Too Big to Know: Rethinking Knowledge Now That the Facts Aren’t the Facts, Experts are Everywhere, and the Smartest Person in the Room is the Room by David Weinberger (Basic Books, $25.99, 231 pages)
What we have here is a situation that’s either really simple or overwhelmingly complex. This reviewer isn’t so sure of what to make of David Weinberger’s history and background survey of the Internet. Weinberger’s credentials are impeccable. He is a senior researcher at the Harvard University Berkman Center for the Internet and Society. Perhaps it’s his professional training that had led to a penchant for sequencing, numbering and setting forth the pros and cons of an issue.

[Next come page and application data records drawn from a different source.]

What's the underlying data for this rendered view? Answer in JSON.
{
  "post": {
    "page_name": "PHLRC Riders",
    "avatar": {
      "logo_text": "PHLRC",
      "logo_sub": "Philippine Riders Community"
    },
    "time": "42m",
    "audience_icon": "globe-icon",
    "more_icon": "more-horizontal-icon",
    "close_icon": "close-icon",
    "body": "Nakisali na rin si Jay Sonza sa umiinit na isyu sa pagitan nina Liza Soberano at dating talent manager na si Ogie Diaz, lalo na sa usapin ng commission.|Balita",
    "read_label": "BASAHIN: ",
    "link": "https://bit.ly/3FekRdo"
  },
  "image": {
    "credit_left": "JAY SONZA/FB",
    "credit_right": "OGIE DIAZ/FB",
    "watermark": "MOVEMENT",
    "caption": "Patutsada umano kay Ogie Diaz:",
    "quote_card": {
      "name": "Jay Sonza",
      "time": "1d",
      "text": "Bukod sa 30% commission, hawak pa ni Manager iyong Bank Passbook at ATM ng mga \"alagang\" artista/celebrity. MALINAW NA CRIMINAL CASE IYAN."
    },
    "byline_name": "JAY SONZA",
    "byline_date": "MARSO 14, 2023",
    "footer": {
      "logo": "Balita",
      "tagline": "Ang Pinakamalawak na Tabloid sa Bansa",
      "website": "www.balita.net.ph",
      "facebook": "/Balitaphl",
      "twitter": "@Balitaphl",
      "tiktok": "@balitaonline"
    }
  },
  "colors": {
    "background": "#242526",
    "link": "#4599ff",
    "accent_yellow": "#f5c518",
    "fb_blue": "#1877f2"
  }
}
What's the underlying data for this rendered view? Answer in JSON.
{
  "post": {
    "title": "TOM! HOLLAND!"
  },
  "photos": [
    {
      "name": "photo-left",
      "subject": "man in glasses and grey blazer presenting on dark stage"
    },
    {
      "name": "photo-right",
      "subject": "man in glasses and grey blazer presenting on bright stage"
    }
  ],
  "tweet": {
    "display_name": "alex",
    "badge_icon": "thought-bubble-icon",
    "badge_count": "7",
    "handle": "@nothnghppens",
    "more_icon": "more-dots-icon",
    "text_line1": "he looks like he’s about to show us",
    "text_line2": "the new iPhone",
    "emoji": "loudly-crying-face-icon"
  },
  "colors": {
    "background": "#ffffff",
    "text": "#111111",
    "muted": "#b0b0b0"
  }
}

The book begins with the background of how, over the past few centuries, man has considered knowledge to be facts gathered by elite scholars and used these facts as the basis of a broad acceptance of scientific principles and general information. Prior to the ubiquity of the Internet, small numbers of experts who were organized into scholarly associations that, along with the publishing industry, controlled access to knowledge. The limits of peer review and publishing kept this information under tight control.

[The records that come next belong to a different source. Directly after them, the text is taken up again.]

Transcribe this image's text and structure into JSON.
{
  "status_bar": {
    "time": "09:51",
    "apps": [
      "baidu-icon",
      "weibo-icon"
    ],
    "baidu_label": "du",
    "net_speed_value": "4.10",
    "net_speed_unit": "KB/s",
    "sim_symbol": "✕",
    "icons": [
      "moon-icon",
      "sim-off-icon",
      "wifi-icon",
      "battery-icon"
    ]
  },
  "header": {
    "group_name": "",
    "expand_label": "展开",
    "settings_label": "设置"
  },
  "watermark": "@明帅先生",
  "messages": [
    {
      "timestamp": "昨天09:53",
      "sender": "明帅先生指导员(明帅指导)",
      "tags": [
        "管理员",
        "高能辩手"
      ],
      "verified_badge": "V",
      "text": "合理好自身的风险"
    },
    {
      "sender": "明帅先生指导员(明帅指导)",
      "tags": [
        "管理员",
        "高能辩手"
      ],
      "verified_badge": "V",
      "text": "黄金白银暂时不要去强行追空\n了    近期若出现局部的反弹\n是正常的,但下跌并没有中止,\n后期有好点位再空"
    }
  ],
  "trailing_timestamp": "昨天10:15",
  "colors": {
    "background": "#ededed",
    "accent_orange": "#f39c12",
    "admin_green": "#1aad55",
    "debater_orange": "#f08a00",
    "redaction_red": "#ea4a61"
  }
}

We have given up the idea that there is a single, knowable organization of the Universe, a Book of Nature that we’ll ever be able to read together or that will settle bar fights like the Guinness Book of World Records.
Weinberger readily offers his own take on the new use of knowledge by everyone and his uncle. We know that the growing number of online communities provides ample opportunities for anyone with an opinion to broadcast it all over the world. He argues that specialized communities on the Internet are becoming insular in much the same way past experts operated within the walls of academia, literally echo chambers. Of course there is a glaring difference between the past scholarly cliques and today’s echo chambers because anyone with a laptop and access to WiFi can appear to be an expert.

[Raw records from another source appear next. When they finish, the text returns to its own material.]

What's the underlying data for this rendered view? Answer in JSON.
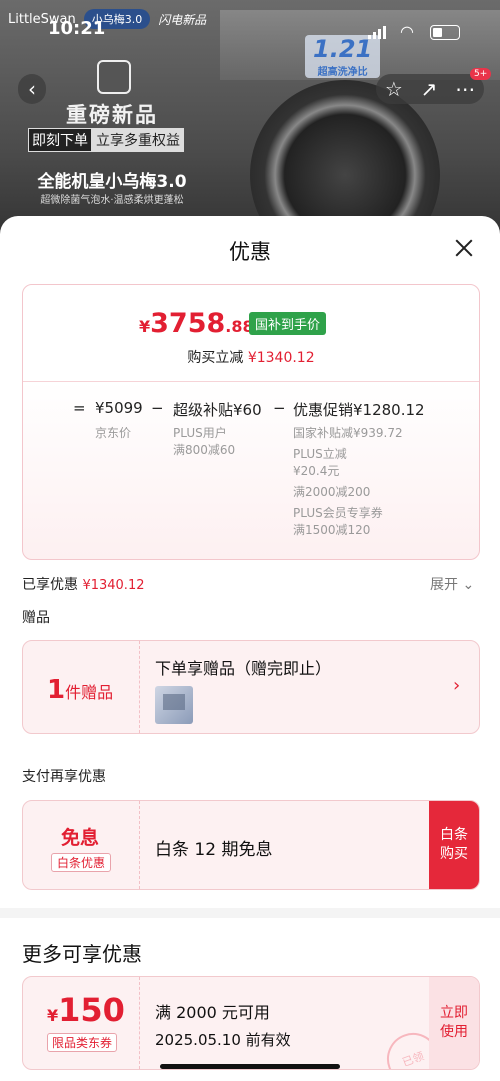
{
  "status": {
    "time": "10:21"
  },
  "background_ad": {
    "brand": "LittleSwan",
    "chip": "小乌梅3.0",
    "store": "闪电新品",
    "headline": "重磅新品",
    "tag_a": "即刻下单",
    "tag_b": "立享多重权益",
    "product": "全能机皇小乌梅3.0",
    "feature": "超微除菌气泡水·温感柔烘更蓬松",
    "slogan_num": "1.21",
    "slogan_sub": "超高洗净比",
    "cart_badge": "5+"
  },
  "sheet": {
    "title": "优惠",
    "price": {
      "yen": "¥",
      "int": "3758",
      "dec": ".88",
      "tag": "国补到手价"
    },
    "reduce_label": "购买立减",
    "reduce_value": "¥1340.12",
    "formula": {
      "eq": "=",
      "base": "¥5099",
      "base_label": "京东价",
      "minus1": "−",
      "item1": "超级补贴¥60",
      "item1_sub": [
        "PLUS用户",
        "满800减60"
      ],
      "minus2": "−",
      "item2": "优惠促销¥1280.12",
      "item2_sub": [
        "国家补贴减¥939.72",
        "PLUS立减",
        "¥20.4元",
        "满2000减200",
        "PLUS会员专享券",
        "满1500减120"
      ]
    },
    "enjoyed_label": "已享优惠",
    "enjoyed_value": "¥1340.12",
    "expand": "展开 ⌄",
    "gift_section": "赠品",
    "gift": {
      "count": "1",
      "unit": "件赠品",
      "title": "下单享赠品（赠完即止）"
    },
    "pay_section": "支付再享优惠",
    "pay": {
      "free": "免息",
      "tag": "白条优惠",
      "text": "白条 12 期免息",
      "btn1": "白条",
      "btn2": "购买"
    },
    "more_section": "更多可享优惠",
    "coupon": {
      "yen": "¥",
      "amount": "150",
      "tag": "限品类东券",
      "cond": "满 2000 元可用",
      "expire": "2025.05.10 前有效",
      "btn1": "立即",
      "btn2": "使用",
      "stamp": "已领"
    }
  }
}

On the Net, everyone is potentially an expert in something – it all depends on the questions being asked.
Too Big to Know sometimes bends back on itself with examples. The premise of the book may be a bit overworked. The target audience for this book is not clear to this reviewer. Perhaps it might be someone of an indeterminate age who is inquisitive about knowledge.
This survey book may be the answer to a question that no one was asking.
A review copy was provided by the publisher.